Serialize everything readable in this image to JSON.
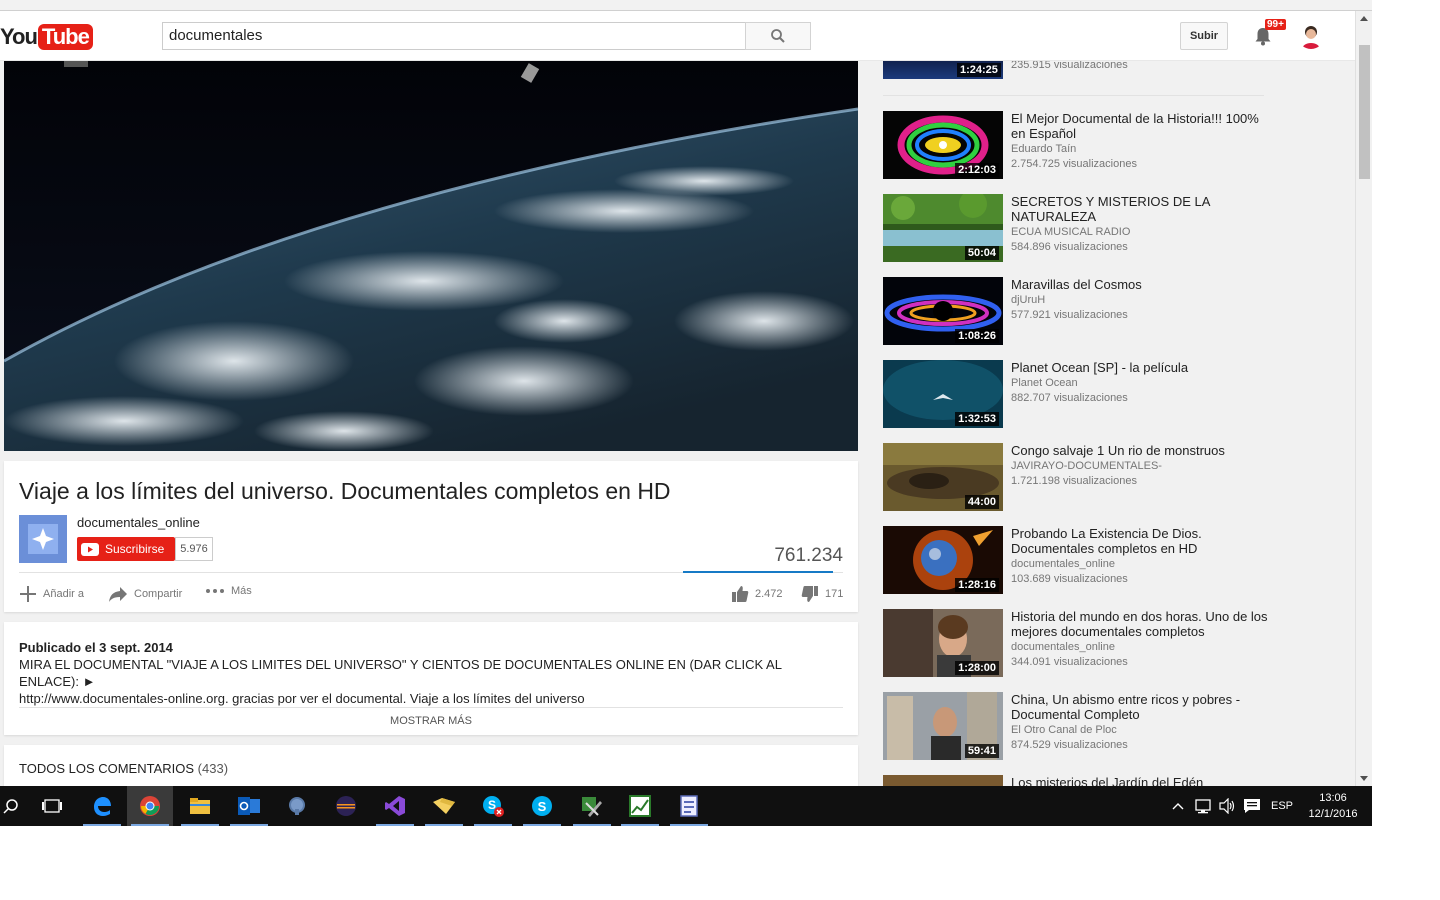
{
  "header": {
    "logo_you": "You",
    "logo_tube": "Tube",
    "search_value": "documentales",
    "upload_label": "Subir",
    "notification_count": "99+"
  },
  "video": {
    "title": "Viaje a los límites del universo. Documentales completos en HD",
    "channel": "documentales_online",
    "subscribe_label": "Suscribirse",
    "subscriber_count": "5.976",
    "views": "761.234",
    "like_ratio": 0.935,
    "actions": {
      "add": "Añadir a",
      "share": "Compartir",
      "more": "Más"
    },
    "likes": "2.472",
    "dislikes": "171"
  },
  "description": {
    "published": "Publicado el 3 sept. 2014",
    "line1": "MIRA EL DOCUMENTAL \"VIAJE A LOS LIMITES DEL UNIVERSO\" Y CIENTOS DE DOCUMENTALES ONLINE EN (DAR CLICK AL ENLACE): ►",
    "line2": "http://www.documentales-online.org. gracias por ver el documental. Viaje a los límites del universo",
    "show_more": "MOSTRAR MÁS"
  },
  "comments": {
    "label": "TODOS LOS COMENTARIOS",
    "count": "(433)"
  },
  "sidebar": {
    "top_item": {
      "duration": "1:24:25",
      "views": "235.915 visualizaciones"
    },
    "videos": [
      {
        "title": "El Mejor Documental de la Historia!!! 100% en Español",
        "channel": "Eduardo Taín",
        "views": "2.754.725 visualizaciones",
        "duration": "2:12:03"
      },
      {
        "title": "SECRETOS Y MISTERIOS DE LA NATURALEZA",
        "channel": "ECUA MUSICAL RADIO",
        "views": "584.896 visualizaciones",
        "duration": "50:04"
      },
      {
        "title": "Maravillas del Cosmos",
        "channel": "djUruH",
        "views": "577.921 visualizaciones",
        "duration": "1:08:26"
      },
      {
        "title": "Planet Ocean [SP] - la película",
        "channel": "Planet Ocean",
        "views": "882.707 visualizaciones",
        "duration": "1:32:53"
      },
      {
        "title": "Congo salvaje 1 Un rio de monstruos",
        "channel": "JAVIRAYO-DOCUMENTALES-",
        "views": "1.721.198 visualizaciones",
        "duration": "44:00"
      },
      {
        "title": "Probando La Existencia De Dios. Documentales completos en HD",
        "channel": "documentales_online",
        "views": "103.689 visualizaciones",
        "duration": "1:28:16"
      },
      {
        "title": "Historia del mundo en dos horas. Uno de los mejores documentales completos",
        "channel": "documentales_online",
        "views": "344.091 visualizaciones",
        "duration": "1:28:00"
      },
      {
        "title": "China, Un abismo entre ricos y pobres - Documental Completo",
        "channel": "El Otro Canal de Ploc",
        "views": "874.529 visualizaciones",
        "duration": "59:41"
      },
      {
        "title": "Los misterios del Jardín del Edén",
        "channel": "",
        "views": "",
        "duration": ""
      }
    ]
  },
  "taskbar": {
    "language": "ESP",
    "time": "13:06",
    "date": "12/1/2016"
  }
}
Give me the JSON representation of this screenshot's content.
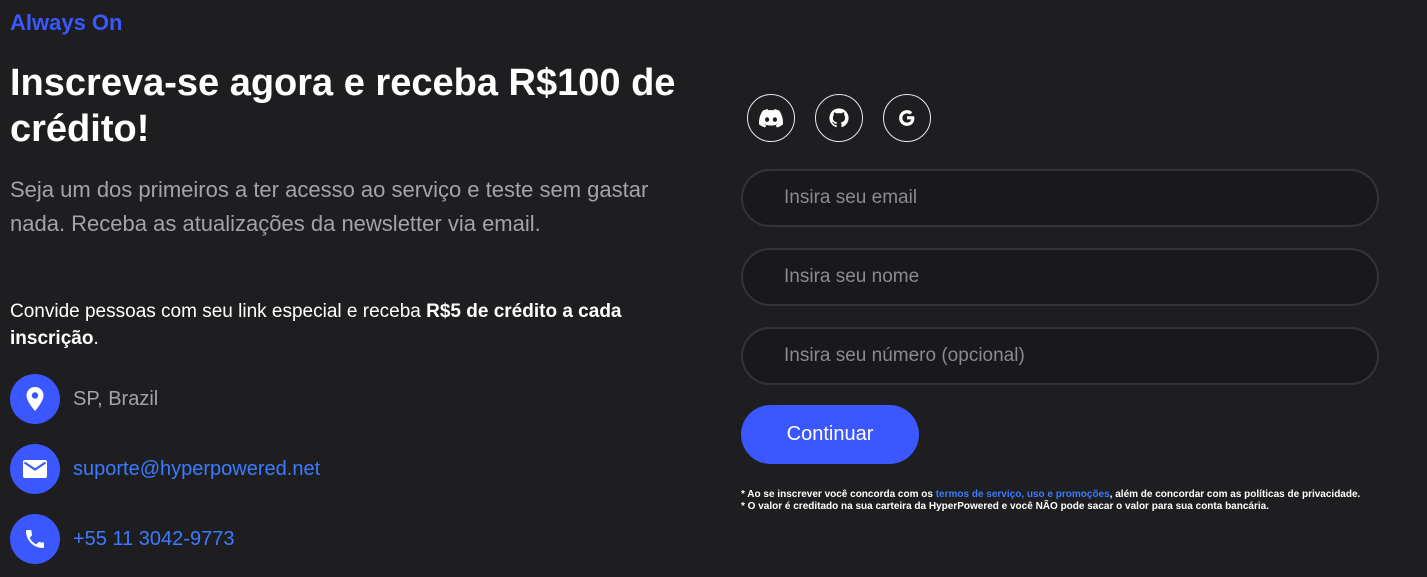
{
  "brand": "Always On",
  "hero": {
    "headline": "Inscreva-se agora e receba R$100 de crédito!",
    "subtitle": "Seja um dos primeiros a ter acesso ao serviço e teste sem gastar nada. Receba as atualizações da newsletter via email."
  },
  "invite": {
    "text_start": "Convide pessoas com seu link especial e receba ",
    "text_bold": "R$5 de crédito a cada inscrição",
    "text_end": "."
  },
  "contacts": {
    "location": {
      "icon": "location-pin-icon",
      "text": "SP, Brazil"
    },
    "email": {
      "icon": "mail-icon",
      "text": "suporte@hyperpowered.net"
    },
    "phone": {
      "icon": "phone-icon",
      "text": "+55 11 3042-9773"
    }
  },
  "social": [
    {
      "name": "Discord",
      "icon": "discord-icon"
    },
    {
      "name": "GitHub",
      "icon": "github-icon"
    },
    {
      "name": "Google",
      "icon": "google-icon"
    }
  ],
  "form": {
    "email_placeholder": "Insira seu email",
    "name_placeholder": "Insira seu nome",
    "phone_placeholder": "Insira seu número (opcional)",
    "email_value": "",
    "name_value": "",
    "phone_value": "",
    "submit_label": "Continuar"
  },
  "notes": {
    "line1_start": "* Ao se inscrever você concorda com os ",
    "line1_link": "termos de serviço, uso e promoções",
    "line1_end": ", além de concordar com as políticas de privacidade.",
    "line2": "* O valor é creditado na sua carteira da HyperPowered e você NÃO pode sacar o valor para sua conta bancária."
  },
  "colors": {
    "background": "#1e1e21",
    "accent": "#3b57ff",
    "link": "#3b7bff",
    "muted_text": "#a3a3a8",
    "field_border": "#333338"
  }
}
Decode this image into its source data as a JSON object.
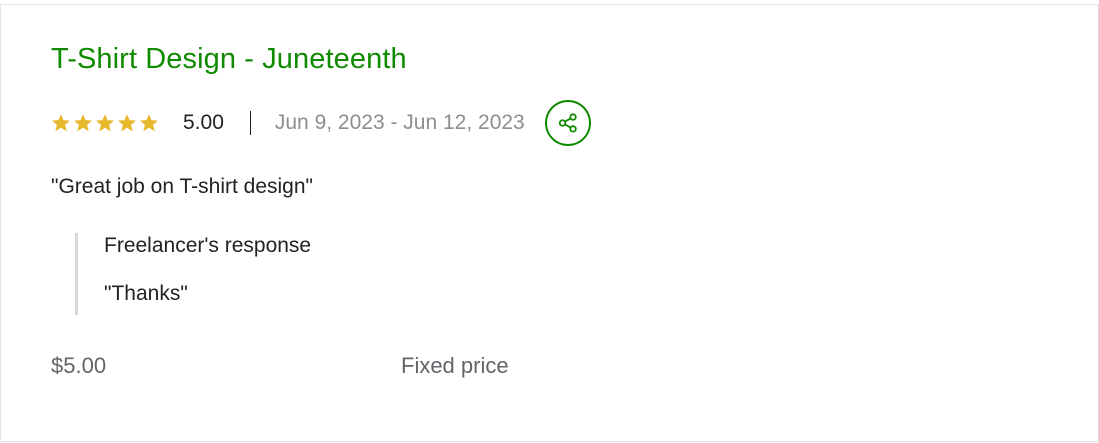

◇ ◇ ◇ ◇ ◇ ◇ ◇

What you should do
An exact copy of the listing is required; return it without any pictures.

Solution for this problem
Serialize everything readable in this image to JSON.
{
  "header": {
    "logo_you": "You",
    "logo_tube": "Tube",
    "search_value": "documentales",
    "upload_label": "Subir",
    "notification_count": "99+"
  },
  "video": {
    "title": "Viaje a los límites del universo. Documentales completos en HD",
    "channel": "documentales_online",
    "subscribe_label": "Suscribirse",
    "subscriber_count": "5.976",
    "views": "761.234",
    "like_ratio": 0.935,
    "actions": {
      "add": "Añadir a",
      "share": "Compartir",
      "more": "Más"
    },
    "likes": "2.472",
    "dislikes": "171"
  },
  "description": {
    "published": "Publicado el 3 sept. 2014",
    "line1": "MIRA EL DOCUMENTAL \"VIAJE A LOS LIMITES DEL UNIVERSO\" Y CIENTOS DE DOCUMENTALES ONLINE EN (DAR CLICK AL ENLACE): ►",
    "line2": "http://www.documentales-online.org. gracias por ver el documental. Viaje a los límites del universo",
    "show_more": "MOSTRAR MÁS"
  },
  "comments": {
    "label": "TODOS LOS COMENTARIOS",
    "count": "(433)"
  },
  "sidebar": {
    "top_item": {
      "duration": "1:24:25",
      "views": "235.915 visualizaciones"
    },
    "videos": [
      {
        "title": "El Mejor Documental de la Historia!!! 100% en Español",
        "channel": "Eduardo Taín",
        "views": "2.754.725 visualizaciones",
        "duration": "2:12:03"
      },
      {
        "title": "SECRETOS Y MISTERIOS DE LA NATURALEZA",
        "channel": "ECUA MUSICAL RADIO",
        "views": "584.896 visualizaciones",
        "duration": "50:04"
      },
      {
        "title": "Maravillas del Cosmos",
        "channel": "djUruH",
        "views": "577.921 visualizaciones",
        "duration": "1:08:26"
      },
      {
        "title": "Planet Ocean [SP] - la película",
        "channel": "Planet Ocean",
        "views": "882.707 visualizaciones",
        "duration": "1:32:53"
      },
      {
        "title": "Congo salvaje 1 Un rio de monstruos",
        "channel": "JAVIRAYO-DOCUMENTALES-",
        "views": "1.721.198 visualizaciones",
        "duration": "44:00"
      },
      {
        "title": "Probando La Existencia De Dios. Documentales completos en HD",
        "channel": "documentales_online",
        "views": "103.689 visualizaciones",
        "duration": "1:28:16"
      },
      {
        "title": "Historia del mundo en dos horas. Uno de los mejores documentales completos",
        "channel": "documentales_online",
        "views": "344.091 visualizaciones",
        "duration": "1:28:00"
      },
      {
        "title": "China, Un abismo entre ricos y pobres - Documental Completo",
        "channel": "El Otro Canal de Ploc",
        "views": "874.529 visualizaciones",
        "duration": "59:41"
      },
      {
        "title": "Los misterios del Jardín del Edén",
        "channel": "",
        "views": "",
        "duration": ""
      }
    ]
  },
  "taskbar": {
    "language": "ESP",
    "time": "13:06",
    "date": "12/1/2016"
  }
}
Give me the JSON representation of this screenshot's content.
{
  "brand": "Always On",
  "hero": {
    "headline": "Inscreva-se agora e receba R$100 de crédito!",
    "subtitle": "Seja um dos primeiros a ter acesso ao serviço e teste sem gastar nada. Receba as atualizações da newsletter via email."
  },
  "invite": {
    "text_start": "Convide pessoas com seu link especial e receba ",
    "text_bold": "R$5 de crédito a cada inscrição",
    "text_end": "."
  },
  "contacts": {
    "location": {
      "icon": "location-pin-icon",
      "text": "SP, Brazil"
    },
    "email": {
      "icon": "mail-icon",
      "text": "suporte@hyperpowered.net"
    },
    "phone": {
      "icon": "phone-icon",
      "text": "+55 11 3042-9773"
    }
  },
  "social": [
    {
      "name": "Discord",
      "icon": "discord-icon"
    },
    {
      "name": "GitHub",
      "icon": "github-icon"
    },
    {
      "name": "Google",
      "icon": "google-icon"
    }
  ],
  "form": {
    "email_placeholder": "Insira seu email",
    "name_placeholder": "Insira seu nome",
    "phone_placeholder": "Insira seu número (opcional)",
    "email_value": "",
    "name_value": "",
    "phone_value": "",
    "submit_label": "Continuar"
  },
  "notes": {
    "line1_start": "* Ao se inscrever você concorda com os ",
    "line1_link": "termos de serviço, uso e promoções",
    "line1_end": ", além de concordar com as políticas de privacidade.",
    "line2": "* O valor é creditado na sua carteira da HyperPowered e você NÃO pode sacar o valor para sua conta bancária."
  },
  "colors": {
    "background": "#1e1e21",
    "accent": "#3b57ff",
    "link": "#3b7bff",
    "muted_text": "#a3a3a8",
    "field_border": "#333338"
  }
}
Decode this image into its source data as a JSON object.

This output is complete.